What you can notice from these thumbnails is, that usually babies have large, round heads and small bodies, which makes them so adorable! A small head, with a heavy, pointing downwards body depicts a may be not so smart but physically capable and strong character. A woman’s character designed with the help of triangular shapes easily comes across as active, athletic and driven. On the contrary, woman with heavier lower body and overall round features will suggest a soft, compliant character’s personality.
One more factor which can make your designs more appealing and attractive is using the size relationships in your character. The road to good design is often paved with different in size shapes, combined in an interesting and unpredictable way. The first example (a.) is of shapes, similar one to another, stacked up on top of each other in progression, which is a bit boring to look at. Then the same shapes (b.), but varied in size are put together in more interesting way (first is the medium in size shape, the smallest and finally, the largest). Much better! This rule is of the same importance for creating the details in the character, as it is for building the main shapes (a.1, b.1). Notice, how the second girl has big eyes and small nose, compared to the first girl, where her facial features are equal in size.
How these 3 work together?
Just remember to mix things up! Let’s give you one more example here. In picture a. , the shapes in the bear’s head are relatively equal in size and they are symmetrically placed within the face (similar to the first girl’s face above). We will try to do a little bit better in example b. – here we change the size of the different elements in the bear’s head, but they are still in the center. Hmmm. Example c. is the best version, still using the exact same shapes! But why? This time, we moved all the character’s features a little bit down, to break the symmetry in the face. Next, we varied just a little bit more the size of its eyes, ears, nose and so on. And we can probably safely say now, that we can read his character’s personality, only by looking at the shapes he is made of!
Ok, so we got size and variance mixed up, but what about using different shapes? The bear looks all round, and may be bit boring in that sense. Well, we leave the experimentation to your imagination, and as an exercise to what you just learned from this article! Still, we couldn’t help but share with you our cool Santa Claus concepts, created from different shapes:
We hope you liked this post! We have no other way of knowing, but by dropping us a line in the comment section below!
If we’ve sparked your interest you might also like our other articles on character design at GraphicMama’s blog. You can also put your fresh-baked knowledge to test, and use our cartoon characters at GraphicMama to analyze their shapes, personality, etc.

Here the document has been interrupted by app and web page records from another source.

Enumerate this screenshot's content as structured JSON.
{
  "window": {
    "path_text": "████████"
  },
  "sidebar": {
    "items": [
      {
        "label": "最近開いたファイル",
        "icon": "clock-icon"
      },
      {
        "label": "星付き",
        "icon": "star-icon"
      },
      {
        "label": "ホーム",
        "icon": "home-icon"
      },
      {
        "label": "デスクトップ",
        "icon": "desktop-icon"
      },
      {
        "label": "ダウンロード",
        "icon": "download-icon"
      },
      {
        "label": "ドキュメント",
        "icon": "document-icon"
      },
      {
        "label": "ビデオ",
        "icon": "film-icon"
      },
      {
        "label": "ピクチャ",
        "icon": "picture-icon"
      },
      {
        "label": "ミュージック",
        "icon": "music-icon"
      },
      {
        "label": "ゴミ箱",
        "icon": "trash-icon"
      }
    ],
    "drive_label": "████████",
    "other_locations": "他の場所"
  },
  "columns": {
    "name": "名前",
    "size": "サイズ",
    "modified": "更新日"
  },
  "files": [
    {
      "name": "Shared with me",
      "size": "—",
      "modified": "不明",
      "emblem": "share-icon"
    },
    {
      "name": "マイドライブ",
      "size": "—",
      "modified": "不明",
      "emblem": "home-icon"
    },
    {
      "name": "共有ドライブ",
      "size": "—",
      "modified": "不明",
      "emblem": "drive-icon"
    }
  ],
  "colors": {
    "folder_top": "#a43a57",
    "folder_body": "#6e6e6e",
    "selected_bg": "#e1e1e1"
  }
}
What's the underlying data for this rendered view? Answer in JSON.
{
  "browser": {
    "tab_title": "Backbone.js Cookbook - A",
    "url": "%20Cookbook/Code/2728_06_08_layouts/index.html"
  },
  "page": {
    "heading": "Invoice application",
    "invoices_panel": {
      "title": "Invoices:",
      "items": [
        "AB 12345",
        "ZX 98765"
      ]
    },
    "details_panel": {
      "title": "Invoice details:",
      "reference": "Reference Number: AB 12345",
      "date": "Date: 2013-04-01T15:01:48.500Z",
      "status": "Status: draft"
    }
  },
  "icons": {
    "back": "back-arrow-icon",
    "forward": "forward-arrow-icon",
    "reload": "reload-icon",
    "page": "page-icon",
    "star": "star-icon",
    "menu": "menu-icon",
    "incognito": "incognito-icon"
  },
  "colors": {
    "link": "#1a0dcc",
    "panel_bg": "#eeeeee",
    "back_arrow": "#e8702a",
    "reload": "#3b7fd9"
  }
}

Oh, by the way, who’s your favorite character of all time? Can you tell us why? Can you tell how designers used the upper mentioned techniques to portray it’s personality?